> explores 3D sound environments in digital games.  In addition to his
> written thesis, he is developing a digital game in order to put his
> research concepts into practice. Currently code named "Square Waves,"
> the two-player cooperative game requires one player to face away from
> the screen and navigate the virtual 3D environment by only listening
> through headphones.
> ***George coded our new –empyre soft-skinned web interface that was
> launched in February 2013.  He has been working for a year on this
> interface.  As he moves to the commercial side of computing and
> software design after graduation we do hope he stays in touch.
> --
> Renate Ferro
> Visiting Assistant Professor of Art
> Cornell University
> Department of Art, Tjaden Hall Office #420
> Ithaca, NY  14853
> Email:   <rtf9 at cornell.edu>
> URL:  http://www.renateferro.net
>       http://www.privatesecretspubliclies.net
> Lab:  http://www.tinkerfactory.net
> Managing Co-moderator of -empyre- soft skinned space
> http://empyre.library.cornell.edu/
> http://en.wikipedia.org/wiki/Empyre
> _______________________________________________
> empyre forum
> empyre at lists.cofa.unsw.edu.au
> http://www.subtle.net/empyre
> _______________________________________________
> empyre forum
> empyre at lists.cofa.unsw.edu.au
> http://www.subtle.net/empyre
-------------- next part --------------
An HTML attachment was scrubbed...

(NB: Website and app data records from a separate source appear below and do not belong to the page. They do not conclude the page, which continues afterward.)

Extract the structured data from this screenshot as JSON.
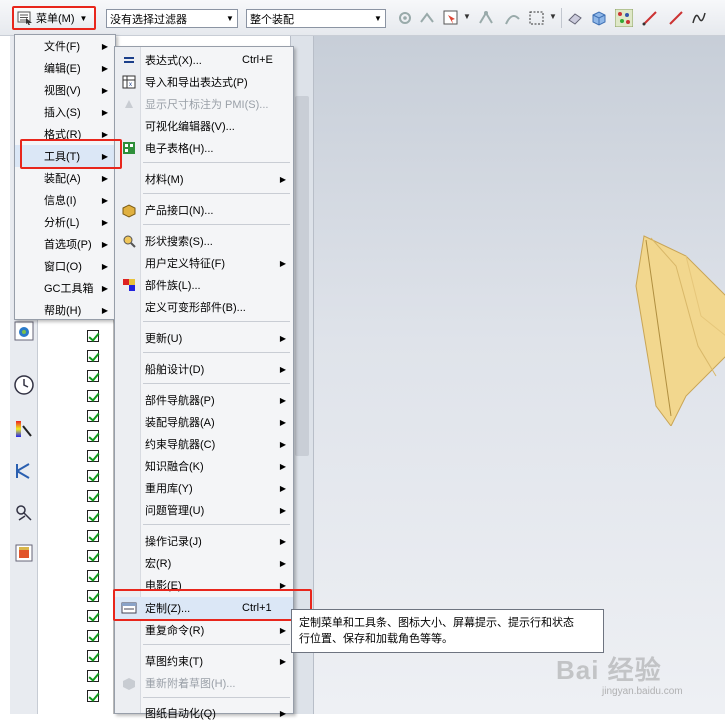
{
  "toolbar": {
    "menu_label": "菜单(M)",
    "filter_value": "没有选择过滤器",
    "assembly_value": "整个装配"
  },
  "main_menu": {
    "items": [
      {
        "label": "文件(F)",
        "submenu": true
      },
      {
        "label": "编辑(E)",
        "submenu": true
      },
      {
        "label": "视图(V)",
        "submenu": true
      },
      {
        "label": "插入(S)",
        "submenu": true
      },
      {
        "label": "格式(R)",
        "submenu": true
      },
      {
        "label": "工具(T)",
        "submenu": true,
        "highlighted": true
      },
      {
        "label": "装配(A)",
        "submenu": true
      },
      {
        "label": "信息(I)",
        "submenu": true
      },
      {
        "label": "分析(L)",
        "submenu": true
      },
      {
        "label": "首选项(P)",
        "submenu": true
      },
      {
        "label": "窗口(O)",
        "submenu": true
      },
      {
        "label": "GC工具箱",
        "submenu": true
      },
      {
        "label": "帮助(H)",
        "submenu": true
      }
    ]
  },
  "tools_menu": {
    "items": [
      {
        "label": "表达式(X)...",
        "shortcut": "Ctrl+E",
        "icon": "equals-icon"
      },
      {
        "label": "导入和导出表达式(P)",
        "icon": "spreadsheet-import-icon"
      },
      {
        "label": "显示尺寸标注为 PMI(S)...",
        "disabled": true,
        "icon": "pmi-dimension-icon"
      },
      {
        "label": "可视化编辑器(V)..."
      },
      {
        "label": "电子表格(H)...",
        "icon": "spreadsheet-icon"
      },
      {
        "label": "材料(M)",
        "submenu": true
      },
      {
        "label": "产品接口(N)...",
        "icon": "product-interface-icon"
      },
      {
        "label": "形状搜索(S)...",
        "icon": "shape-search-icon"
      },
      {
        "label": "用户定义特征(F)",
        "submenu": true
      },
      {
        "label": "部件族(L)...",
        "icon": "part-family-icon"
      },
      {
        "label": "定义可变形部件(B)..."
      },
      {
        "label": "更新(U)",
        "submenu": true
      },
      {
        "label": "船舶设计(D)",
        "submenu": true
      },
      {
        "label": "部件导航器(P)",
        "submenu": true
      },
      {
        "label": "装配导航器(A)",
        "submenu": true
      },
      {
        "label": "约束导航器(C)",
        "submenu": true
      },
      {
        "label": "知识融合(K)",
        "submenu": true
      },
      {
        "label": "重用库(Y)",
        "submenu": true
      },
      {
        "label": "问题管理(U)",
        "submenu": true
      },
      {
        "label": "操作记录(J)",
        "submenu": true
      },
      {
        "label": "宏(R)",
        "submenu": true
      },
      {
        "label": "电影(E)",
        "submenu": true
      },
      {
        "label": "定制(Z)...",
        "shortcut": "Ctrl+1",
        "icon": "customize-icon",
        "highlighted": true
      },
      {
        "label": "重复命令(R)",
        "submenu": true
      },
      {
        "label": "草图约束(T)",
        "submenu": true
      },
      {
        "label": "重新附着草图(H)...",
        "disabled": true,
        "icon": "reattach-sketch-icon"
      },
      {
        "label": "图纸自动化(Q)",
        "submenu": true
      }
    ]
  },
  "tooltip": {
    "line1": "定制菜单和工具条、图标大小、屏幕提示、提示行和状态",
    "line2": "行位置、保存和加载角色等等。"
  },
  "watermark": {
    "main": "Bai 经验",
    "sub": "jingyan.baidu.com"
  },
  "colors": {
    "highlight_box": "#e8261c",
    "menu_bg": "#f4f5f7",
    "model_fill": "#f2d78e"
  }
}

URL: <http://lists.cofa.unsw.edu.au/pipermail/empyre/attachments/20130302/c073c5ae/attachment.htm>

More information about the empyre mailing list